Excommunication has happened. Ex-communication has not.


It is three years ago that I was preparing to leave my last job under redundancy terms. If I had known then how things would be now, I might have been less able to make this change. I am glad I did not know. I’ve got some things right and some things wrong. I’ve been a difficult friend to some and a novelty or curiosity to many. Of the people I’ve encountered in these three years, most will never have knowingly met a transsexual woman until me. I have learned, they have learned. Those unwilling to communicate or get close, those who have excommunicated me (or themselves) have been afraid that knowing me, being associated with me, or loving me, would change them, making them as socially anomalous as they perceive me to be. But just as I have written several times here, whilst our appearance and attitudes can change, we all remain the same people throughout life events. Some of us face this and dismiss our fears, others face the fear and close the door on opportunities to grow or embrace new life.

I regret ‘my’ divorce enormously. I thought love and commitment were forever and I was wrong (yes, W H Auden’s Stop all the clocks is very resonant for me). I am still adjusting my understanding of love, and realising how terribly lonely this life is if souls don’t meet.

And so I have often wondered why gender has to be everything in a love relationship. I am in the very vast majority in losing my marriage, and happy as I am for every one that holds together, it hurts that mine didn’t. Would better counseling for families and partners make any difference? There is even less support for them than there is for us, but I’m not sure whether it would help anyway. We both read the books, life stories, academic research, and all the rest. My ex was a trained counselor, and we spent a fortune and many hours in deep therapy together. None of this made any difference. Was I just hoping it would ‘change her mind’? Maybe I was, but above all I wanted her simply to see that I was just me, and that as a person I was just the same, and just as worth being close to, committed to and supported by. As being loved by.

I guess that is the hurt. You are a woman? I cannot love a woman. You always were a woman? I never really loved you at all, then, only what I thought you were. You will find someone else, just don’t expect it to be me. Yes, that hurts.


Divorce in this context is annulment. It is finding your heavily-insured Rembrandt is a worthless copy. It isn’t ‘I don’t love you anymore’ so much as ‘If I’d known, I never would.’ I feel that my love and my love-worthiness has been completely devalued and become worthless, empty. I still have my love for her, but it is like coinage for Samarkand in my pocket.

As I run my fingers through my now lovely hair, and feel how thin it is on top, I wonder how it could have been if I had grown up in a world that had acknowledged transsexuality when I needed it. I feel caught in the nick of time in several ways.

And then I recall one of my psychiatrists ending the session with: ‘And are you happy?’ My spontaneous response was: ‘If I’d known I was allowed to be this happy, I would have done this a long time ago.’ So do I regret loving someone as I have, and raising a family, and being ‘father’ in my own way?
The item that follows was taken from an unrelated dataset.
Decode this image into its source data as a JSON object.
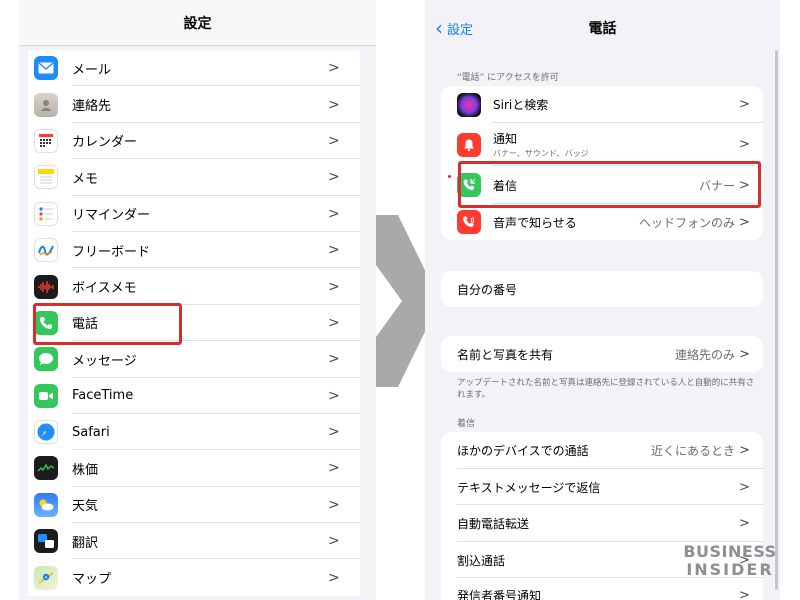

No, I don’t. What I really wish is that all of us had been aware of transsexuality and understood that it doesn’t make the person, it just makes them a different configuration from cissexuality. I wish that we had all understood that what makes a family, that what makes for loving, committed relationships is not perceived gender but a wealth of much deeper things.
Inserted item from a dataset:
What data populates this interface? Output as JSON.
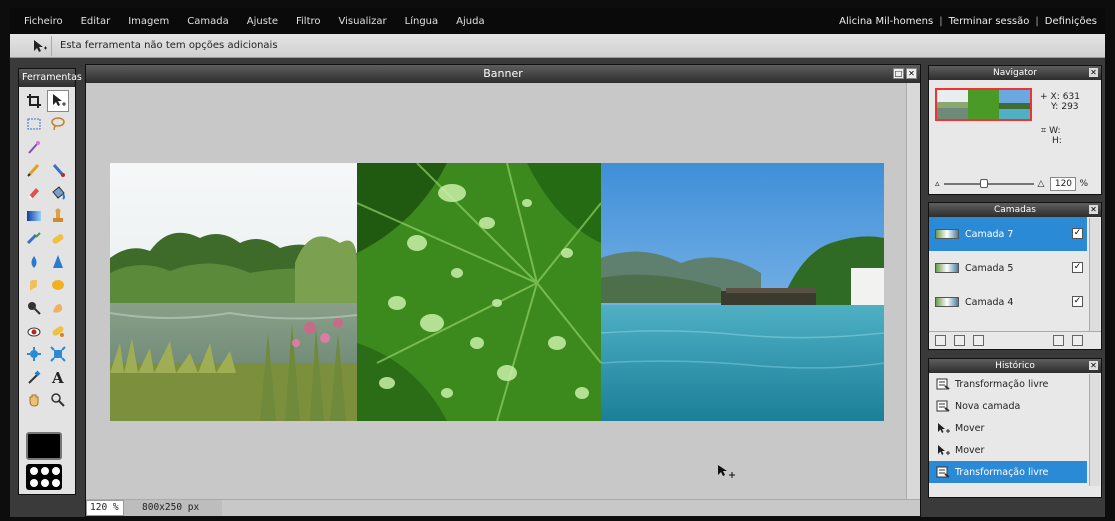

This, then, is a turning point for me. There is no longer any need to communicate with my ex. We may, we may not, but it isn’t up to me any more. A final statement on her love has been made, underlined, and presented with an official red stamp in the corner. This is the reality of being born transsexual.